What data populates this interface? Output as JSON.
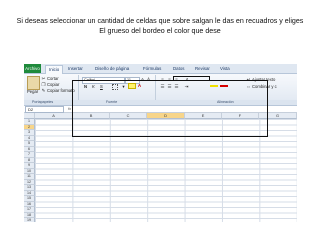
{
  "caption": {
    "line1": "Si deseas seleccionar un cantidad de celdas que sobre salgan le das en recuadros y eliges",
    "line2": "El grueso del bordeo el color que dese"
  },
  "excel": {
    "tabs": [
      "Archivo",
      "Inicio",
      "Insertar",
      "Diseño de página",
      "Fórmulas",
      "Datos",
      "Revisar",
      "Vista"
    ],
    "active_tab": "Inicio",
    "ribbon": {
      "paste_label": "Pegar",
      "cut_label": "Cortar",
      "copy_label": "Copiar",
      "format_painter_label": "Copiar formato",
      "font_name": "Calibri",
      "font_size": "11",
      "bold": "N",
      "italic": "K",
      "underline": "S",
      "wrap_text_label": "Ajustar texto",
      "merge_label": "Combinar y c",
      "groups": [
        "Portapapeles",
        "Fuente",
        "Alineación"
      ]
    },
    "name_box": "D2",
    "fx_label": "fx",
    "columns": [
      "A",
      "B",
      "C",
      "D",
      "E",
      "F",
      "G"
    ],
    "selected_column": "D",
    "rows": [
      "1",
      "2",
      "3",
      "4",
      "5",
      "6",
      "7",
      "8",
      "9",
      "10",
      "11",
      "12",
      "13",
      "14",
      "15",
      "16",
      "17",
      "18",
      "19",
      "20"
    ],
    "selected_row": "2",
    "colors": {
      "file_tab": "#1f8a3c",
      "selection_header": "#f7d58a",
      "highlight_fill": "#f0e000",
      "font_color": "#d60000"
    }
  }
}
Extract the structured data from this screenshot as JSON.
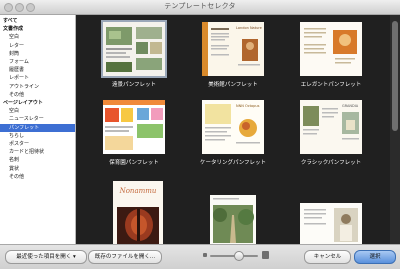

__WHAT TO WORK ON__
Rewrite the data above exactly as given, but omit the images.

__YOUR RESPONSE__
What data populates this interface? Output as JSON.
{
  "caption": {
    "line1": "Si deseas seleccionar un cantidad de celdas que sobre salgan le das en recuadros y eliges",
    "line2": "El grueso del bordeo el color que dese"
  },
  "excel": {
    "tabs": [
      "Archivo",
      "Inicio",
      "Insertar",
      "Diseño de página",
      "Fórmulas",
      "Datos",
      "Revisar",
      "Vista"
    ],
    "active_tab": "Inicio",
    "ribbon": {
      "paste_label": "Pegar",
      "cut_label": "Cortar",
      "copy_label": "Copiar",
      "format_painter_label": "Copiar formato",
      "font_name": "Calibri",
      "font_size": "11",
      "bold": "N",
      "italic": "K",
      "underline": "S",
      "wrap_text_label": "Ajustar texto",
      "merge_label": "Combinar y c",
      "groups": [
        "Portapapeles",
        "Fuente",
        "Alineación"
      ]
    },
    "name_box": "D2",
    "fx_label": "fx",
    "columns": [
      "A",
      "B",
      "C",
      "D",
      "E",
      "F",
      "G"
    ],
    "selected_column": "D",
    "rows": [
      "1",
      "2",
      "3",
      "4",
      "5",
      "6",
      "7",
      "8",
      "9",
      "10",
      "11",
      "12",
      "13",
      "14",
      "15",
      "16",
      "17",
      "18",
      "19",
      "20"
    ],
    "selected_row": "2",
    "colors": {
      "file_tab": "#1f8a3c",
      "selection_header": "#f7d58a",
      "highlight_fill": "#f0e000",
      "font_color": "#d60000"
    }
  }
}
Extract the structured data from this screenshot as JSON.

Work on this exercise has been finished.